MELBOURNE, FLA. — Florida Institute of Technology has been awarded a three-year National Science Foundation (NSF) grant for $214,161. To begin Jan. 1, the
grant will allow interdisciplinary training for undergraduates in biological and mathematical sciences in what will be known as the UBM program.
“This is a fertile field for both disciplines as results in one area can lead to advances in the other. There are few people, however, who can work in this
intersection,” said Semen Koksal, Florida Tech professor of mathematical sciences.
Annually, six qualified mathematics and biology majors will be mentored by Koksal and Eugene Dshalalow, professor of mathematical sciences, and Robert van
Woesik, Richard Sinden and David Carroll, Department of Biological Sciences faculty members. Preparing students for future work environments and enhancing
their career opportunities, these faculty mentors will direct student research in such areas as molecular, cell and developmental biology and population
ecology. The selected students will also be exposed to cutting-edge mathematical and statistical tools.
The UBM program aims to transcend traditional boundaries in educating biological and mathematical scientists. It is also designed to strengthen

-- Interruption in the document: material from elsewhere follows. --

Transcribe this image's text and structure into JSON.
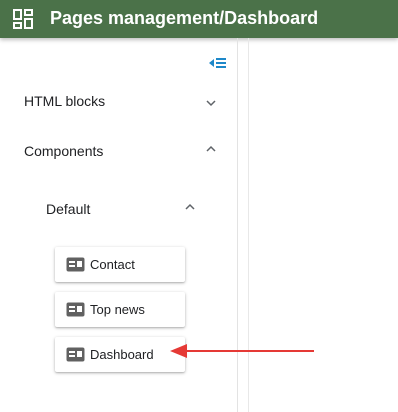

mathematical training for biology students and interdisciplinary training for mathematics students.